Next up, is 2019 World Cup runners-up, the Netherlands.
FIFA Women's World Cup appearances: 2 (2015, 2019)
Best performance at a FIFA Women's World Cup: Runners-Up (2019)
Players to watch
Lieke Martens has been in tremendous form as of late, including scoring in three of the Netherlands' last four matches. The winger made the move to Paris St Germain in 2022, but at Barcelona in the two years before, she played 68 matches for 43 goals.
No stranger to scoring in big games, Martens has scored three World Cup goals in two tournaments already - including a brace against Japan in 2019 that secured victory for the Netherlands to get her side into the quarter-finals.
Similarly to Martens, Lineth Beerensteyn has scored four times from the Netherlands' last five matches - including a brace in a 4-0 victory against Austria. Since making her senior debut in 2016, the 26-year-old forward has played 90 games for her country, with stints at Bayern Munich and now Juventus helping her to be ready and perform in her second World Cup.
One of the youngest players in the national squad, the recently-former PSV forward Esmee Brugts is one that's gearing up for her first World Cup. A stalwart of Dutch youth teams, Brugts has 15 caps for the senior team and her ability to step up and deliver for her team has already been on show. Even though she's played more of a wing/dfence role under Andries Jonker, the teenager scored the go-ahead goal in the 93rd minute of a 1-0 victory over Iceland in 2022, of which qualified the Netherlands to the World Cup.
The Netherlands has had some good results since the start of the year. Despite a record of two wins and two loss in 2023 so far, Jonker's side has played brilliant football, undone only by a couple of lapses, such as surrendering a 1-0 lead late against Austria, where the Netherlands gave up two goals in five minutes (86th and 91st minutes).
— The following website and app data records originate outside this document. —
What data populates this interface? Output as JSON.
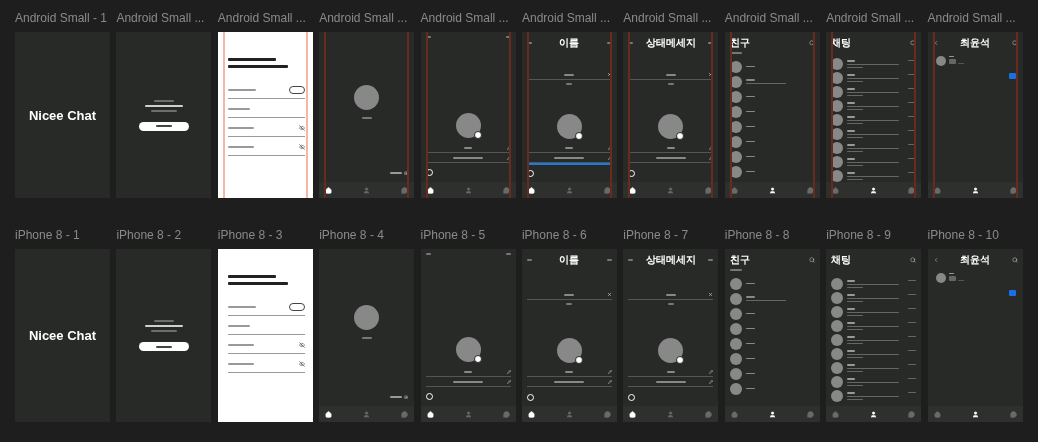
{
  "canvas": {
    "rows": [
      {
        "frames": [
          {
            "title": "Android Small - 1",
            "kind": "splash",
            "app_name": "Nicee Chat",
            "grid_guides": false
          },
          {
            "title": "Android Small ...",
            "kind": "welcome",
            "grid_guides": false
          },
          {
            "title": "Android Small ...",
            "kind": "signup",
            "grid_guides": true
          },
          {
            "title": "Android Small ...",
            "kind": "profile",
            "grid_guides": true,
            "nav": [
              {
                "selected": true
              },
              {
                "selected": false
              },
              {
                "selected": false
              }
            ]
          },
          {
            "title": "Android Small ...",
            "kind": "profile_edit",
            "grid_guides": true,
            "nav": [
              {
                "selected": true
              },
              {
                "selected": false
              },
              {
                "selected": false
              }
            ]
          },
          {
            "title": "Android Small ...",
            "kind": "edit_field",
            "header_title": "이름",
            "focused": true,
            "grid_guides": true,
            "nav": [
              {
                "selected": true
              },
              {
                "selected": false
              },
              {
                "selected": false
              }
            ]
          },
          {
            "title": "Android Small ...",
            "kind": "edit_field",
            "header_title": "상태메세지",
            "focused": false,
            "grid_guides": true,
            "nav": [
              {
                "selected": true
              },
              {
                "selected": false
              },
              {
                "selected": false
              }
            ]
          },
          {
            "title": "Android Small ...",
            "kind": "friends",
            "header_title": "친구",
            "grid_guides": true,
            "rows": [
              {
                "has_status": false
              },
              {
                "has_status": true
              },
              {
                "has_status": false
              },
              {
                "has_status": false
              },
              {
                "has_status": false
              },
              {
                "has_status": false
              },
              {
                "has_status": false
              },
              {
                "has_status": false
              }
            ],
            "nav": [
              {
                "selected": false
              },
              {
                "selected": true
              },
              {
                "selected": false
              }
            ]
          },
          {
            "title": "Android Small ...",
            "kind": "chats",
            "header_title": "채팅",
            "grid_guides": true,
            "rows": [
              {
                "kind": "chat"
              },
              {
                "kind": "chat"
              },
              {
                "kind": "chat"
              },
              {
                "kind": "chat"
              },
              {
                "kind": "chat"
              },
              {
                "kind": "chat"
              },
              {
                "kind": "chat"
              },
              {
                "kind": "chat"
              },
              {
                "kind": "chat"
              }
            ],
            "nav": [
              {
                "selected": false
              },
              {
                "selected": true
              },
              {
                "selected": false
              }
            ]
          },
          {
            "title": "Android Small ...",
            "kind": "chatroom",
            "header_title": "최윤석",
            "grid_guides": true,
            "nav": [
              {
                "selected": false
              },
              {
                "selected": true
              },
              {
                "selected": false
              }
            ]
          }
        ]
      },
      {
        "frames": [
          {
            "title": "iPhone 8 - 1",
            "kind": "splash",
            "app_name": "Nicee Chat",
            "grid_guides": false
          },
          {
            "title": "iPhone 8 - 2",
            "kind": "welcome",
            "grid_guides": false
          },
          {
            "title": "iPhone 8 - 3",
            "kind": "signup",
            "grid_guides": false
          },
          {
            "title": "iPhone 8 - 4",
            "kind": "profile",
            "grid_guides": false,
            "nav": [
              {
                "selected": true
              },
              {
                "selected": false
              },
              {
                "selected": false
              }
            ]
          },
          {
            "title": "iPhone 8 - 5",
            "kind": "profile_edit",
            "grid_guides": false,
            "nav": [
              {
                "selected": true
              },
              {
                "selected": false
              },
              {
                "selected": false
              }
            ]
          },
          {
            "title": "iPhone 8 - 6",
            "kind": "edit_field",
            "header_title": "이름",
            "focused": false,
            "grid_guides": false,
            "nav": [
              {
                "selected": true
              },
              {
                "selected": false
              },
              {
                "selected": false
              }
            ]
          },
          {
            "title": "iPhone 8 - 7",
            "kind": "edit_field",
            "header_title": "상태메세지",
            "focused": false,
            "grid_guides": false,
            "nav": [
              {
                "selected": true
              },
              {
                "selected": false
              },
              {
                "selected": false
              }
            ]
          },
          {
            "title": "iPhone 8 - 8",
            "kind": "friends",
            "header_title": "친구",
            "grid_guides": false,
            "rows": [
              {
                "has_status": false
              },
              {
                "has_status": true
              },
              {
                "has_status": false
              },
              {
                "has_status": false
              },
              {
                "has_status": false
              },
              {
                "has_status": false
              },
              {
                "has_status": false
              },
              {
                "has_status": false
              }
            ],
            "nav": [
              {
                "selected": false
              },
              {
                "selected": true
              },
              {
                "selected": false
              }
            ]
          },
          {
            "title": "iPhone 8 - 9",
            "kind": "chats",
            "header_title": "채팅",
            "grid_guides": false,
            "rows": [
              {
                "kind": "chat"
              },
              {
                "kind": "chat"
              },
              {
                "kind": "chat"
              },
              {
                "kind": "chat"
              },
              {
                "kind": "chat"
              },
              {
                "kind": "chat"
              },
              {
                "kind": "chat"
              },
              {
                "kind": "chat"
              },
              {
                "kind": "chat"
              }
            ],
            "nav": [
              {
                "selected": false
              },
              {
                "selected": true
              },
              {
                "selected": false
              }
            ]
          },
          {
            "title": "iPhone 8 - 10",
            "kind": "chatroom",
            "header_title": "최윤석",
            "grid_guides": false,
            "nav": [
              {
                "selected": false
              },
              {
                "selected": true
              },
              {
                "selected": false
              }
            ]
          }
        ]
      }
    ]
  }
}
Otherwise, the Netherlands enjoyed a 4-0 victory against Austria in the second match between the two teams four days later. A 1-0 defeat to Germany followed, before a come-from-behind 4-1 win against Poland.
Strengths and Weaknesses
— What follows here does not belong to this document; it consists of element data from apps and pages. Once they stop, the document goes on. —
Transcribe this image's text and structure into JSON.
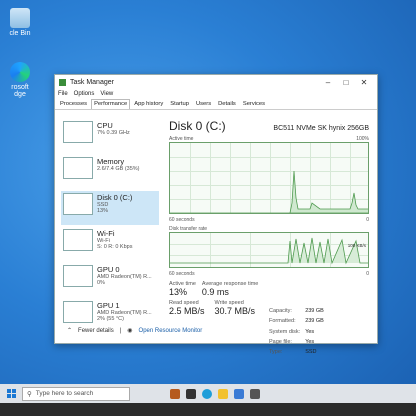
{
  "desktop": {
    "icons": [
      {
        "label": "cle Bin"
      },
      {
        "label": "Microsoft Edge",
        "label_lines": [
          "rosoft",
          "dge"
        ]
      }
    ]
  },
  "window": {
    "title": "Task Manager",
    "menu": [
      "File",
      "Options",
      "View"
    ],
    "tabs": [
      "Processes",
      "Performance",
      "App history",
      "Startup",
      "Users",
      "Details",
      "Services"
    ],
    "active_tab": "Performance"
  },
  "sidebar": {
    "items": [
      {
        "name": "CPU",
        "sub1": "7% 0.39 GHz",
        "sub2": ""
      },
      {
        "name": "Memory",
        "sub1": "2.6/7.4 GB (35%)",
        "sub2": ""
      },
      {
        "name": "Disk 0 (C:)",
        "sub1": "SSD",
        "sub2": "13%"
      },
      {
        "name": "Wi-Fi",
        "sub1": "Wi-Fi",
        "sub2": "S: 0 R: 0 Kbps"
      },
      {
        "name": "GPU 0",
        "sub1": "AMD Radeon(TM) R...",
        "sub2": "0%"
      },
      {
        "name": "GPU 1",
        "sub1": "AMD Radeon(TM) R...",
        "sub2": "2% (55 °C)"
      }
    ]
  },
  "main": {
    "title": "Disk 0 (C:)",
    "model": "BC511 NVMe SK hynix 256GB",
    "graph1": {
      "label": "Active time",
      "max": "100%",
      "time": "60 seconds",
      "min": "0"
    },
    "graph2": {
      "label": "Disk transfer rate",
      "max": "",
      "tag": "100 KB/s",
      "time": "60 seconds",
      "min": "0"
    },
    "stats": {
      "active_time_label": "Active time",
      "active_time": "13%",
      "resp_label": "Average response time",
      "resp": "0.9 ms",
      "read_label": "Read speed",
      "read": "2.5 MB/s",
      "write_label": "Write speed",
      "write": "30.7 MB/s"
    },
    "info": [
      {
        "k": "Capacity:",
        "v": "239 GB"
      },
      {
        "k": "Formatted:",
        "v": "239 GB"
      },
      {
        "k": "System disk:",
        "v": "Yes"
      },
      {
        "k": "Page file:",
        "v": "Yes"
      },
      {
        "k": "Type:",
        "v": "SSD"
      }
    ]
  },
  "footer": {
    "fewer": "Fewer details",
    "monitor": "Open Resource Monitor"
  },
  "taskbar": {
    "search_placeholder": "Type here to search"
  }
}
Strengths: The team is undergoing a semi-recent managerial change where Jonker took over in August last year. However, he understands the importance of playing youngsters, hanging onto the head coaching position of the Dutch youth team for seven years in the 1990s. His management style plays to a free-flowing game of football, and if he can get the youngsters to contribute, it'll not only set up the team come this World Cup, but in the future as well.
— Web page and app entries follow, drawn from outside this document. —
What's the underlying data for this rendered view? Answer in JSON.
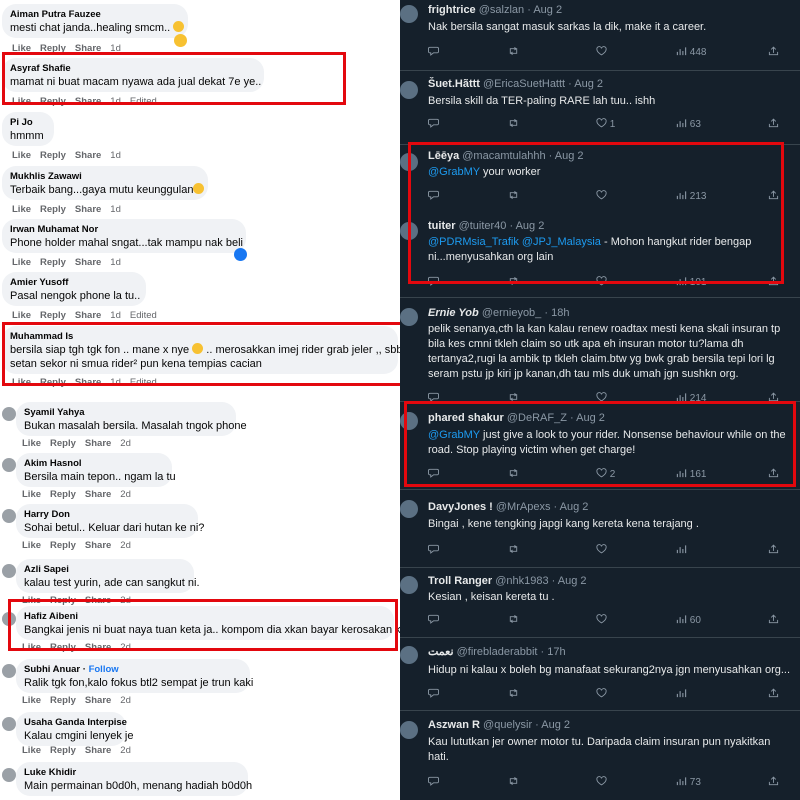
{
  "facebook": {
    "actions": {
      "like": "Like",
      "reply": "Reply",
      "share": "Share"
    },
    "comments": [
      {
        "name": "Aiman Putra Fauzee",
        "text": "mesti chat janda..healing smcm..",
        "time": "1d",
        "edited": ""
      },
      {
        "name": "Asyraf Shafie",
        "text": "mamat ni buat macam nyawa ada jual dekat 7e ye..",
        "time": "1d",
        "edited": "Edited"
      },
      {
        "name": "Pi Jo",
        "text": "hmmm",
        "time": "1d",
        "edited": ""
      },
      {
        "name": "Mukhlis Zawawi",
        "text": "Terbaik bang...gaya mutu keunggulan",
        "time": "1d",
        "edited": ""
      },
      {
        "name": "Irwan Muhamat Nor",
        "text": "Phone holder mahal sngat...tak mampu nak beli",
        "time": "1d",
        "edited": ""
      },
      {
        "name": "Amier Yusoff",
        "text": "Pasal nengok phone la tu..",
        "time": "1d",
        "edited": "Edited"
      },
      {
        "name": "Muhammad Is",
        "text": "bersila siap tgh tgk fon .. mane x nye",
        "text2": ".. merosakkan imej rider grab jeler ,, sbb",
        "text3": "setan sekor ni smua rider² pun kena tempias cacian",
        "time": "1d",
        "edited": "Edited"
      },
      {
        "name": "Syamil Yahya",
        "text": "Bukan masalah bersila. Masalah tngok phone",
        "time": "2d",
        "edited": ""
      },
      {
        "name": "Akim Hasnol",
        "text": "Bersila main tepon.. ngam la tu",
        "time": "2d",
        "edited": ""
      },
      {
        "name": "Harry Don",
        "text": "Sohai betul.. Keluar dari hutan ke ni?",
        "time": "2d",
        "edited": ""
      },
      {
        "name": "Azli Sapei",
        "text": "kalau test yurin, ade can sangkut ni.",
        "time": "2d",
        "edited": ""
      },
      {
        "name": "Hafiz Aibeni",
        "text": "Bangkai jenis ni buat naya tuan keta ja.. kompom dia xkan bayar kerosakan keta..",
        "time": "2d",
        "edited": ""
      },
      {
        "name": "Subhi Anuar",
        "follow": "Follow",
        "text": "Ralik tgk fon,kalo fokus btl2 sempat je trun kaki",
        "time": "2d",
        "edited": ""
      },
      {
        "name": "Usaha Ganda Interpise",
        "text": "Kalau cmgini lenyek je",
        "time": "2d",
        "edited": ""
      },
      {
        "name": "Luke Khidir",
        "text": "Main permainan b0d0h, menang hadiah b0d0h",
        "time": "",
        "edited": ""
      }
    ]
  },
  "twitter": {
    "tweets": [
      {
        "name": "frightrice",
        "handle": "@salzlan",
        "date": "Aug 2",
        "text": "Nak bersila sangat masuk sarkas la dik, make it a career.",
        "likes": "",
        "views": "448"
      },
      {
        "name": "Šuet.Hãttt",
        "handle": "@EricaSuetHattt",
        "date": "Aug 2",
        "text": "Bersila skill da TER-paling RARE lah tuu.. ishh",
        "likes": "1",
        "views": "63"
      },
      {
        "name": "Lēēya",
        "handle": "@macamtulahhh",
        "date": "Aug 2",
        "mention": "@GrabMY",
        "text": " your worker",
        "likes": "",
        "views": "213"
      },
      {
        "name": "tuiter",
        "handle": "@tuiter40",
        "date": "Aug 2",
        "mention": "@PDRMsia_Trafik",
        "mention2": "@JPJ_Malaysia",
        "text": " - Mohon hangkut rider bengap",
        "text2": "ni...menyusahkan org lain",
        "likes": "",
        "views": "101"
      },
      {
        "name": "Ernie Yob",
        "handle": "@ernieyob_",
        "date": "18h",
        "lines": [
          "pelik senanya,cth la kan kalau renew roadtax mesti kena skali insuran tp",
          "bila kes cmni tkleh claim so utk apa eh insuran motor tu?lama dh",
          "tertanya2,rugi la ambik tp tkleh claim.btw yg bwk grab bersila tepi lori lg",
          "seram pstu jp kiri jp kanan,dh tau mls duk umah jgn sushkn org."
        ],
        "likes": "",
        "views": "214"
      },
      {
        "name": "phared shakur",
        "handle": "@DeRAF_Z",
        "date": "Aug 2",
        "mention": "@GrabMY",
        "text": " just give a look to your rider. Nonsense behaviour while on the",
        "text2": "road. Stop playing victim when get charge!",
        "likes": "2",
        "views": "161"
      },
      {
        "name": "DavyJones !",
        "handle": "@MrApexs",
        "date": "Aug 2",
        "text": "Bingai , kene tengking japgi kang kereta kena terajang .",
        "likes": "",
        "views": ""
      },
      {
        "name": "Troll Ranger",
        "handle": "@nhk1983",
        "date": "Aug 2",
        "text": "Kesian , keisan kereta tu .",
        "likes": "",
        "views": "60"
      },
      {
        "name": "نعمت",
        "handle": "@firebladerabbit",
        "date": "17h",
        "text": "Hidup ni kalau x boleh bg manafaat sekurang2nya jgn menyusahkan org...",
        "likes": "",
        "views": ""
      },
      {
        "name": "Aszwan R",
        "handle": "@quelysir",
        "date": "Aug 2",
        "text": "Kau lututkan jer owner  motor tu. Daripada claim insuran pun nyakitkan",
        "text2": "hati.",
        "likes": "",
        "views": "73"
      }
    ]
  },
  "colors": {
    "highlight": "#e3080e",
    "mention": "#1d9bf0",
    "twitter_bg": "#15202b",
    "fb_link": "#1877f2"
  }
}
Going in his favour too, in his nine matches in charge of the senior team since replacing Mark Parsons, Jonker has a win percentage of 66 per cent - currently among one of the best winning percentages of his managerial career. Two of the three losses were one-goal margins (including the 2-1 loss against Austria), and the other a 2-0 defeat to Norway that included an own goal. If he can continue the winning form from the past 10 months especially, it could be good signs for the Netherlands.
Weaknesses: The Netherlands will enter this World Cup without its premier striker in Vivianne Miedema. The 26-year-old, since making her senior team debut in 2013, has scored 95 goals in 115 matches. However, the Arsenal forward went down with an ACL tear in a UEFA Women's Champion's League match in December, and will miss this year's tournament. While the Dutch have goalscoring capabilities across the park, Miedema's ability to score - and set up - goals make her an asset that the team will miss come July.
The Netherlands will want to go one better than the 2019 World Cup where the team was runners-up to the USA. However, with everything going on in the lead-up to this year's event, a pass mark for the Netherlands will be to at least reach the semi-finals.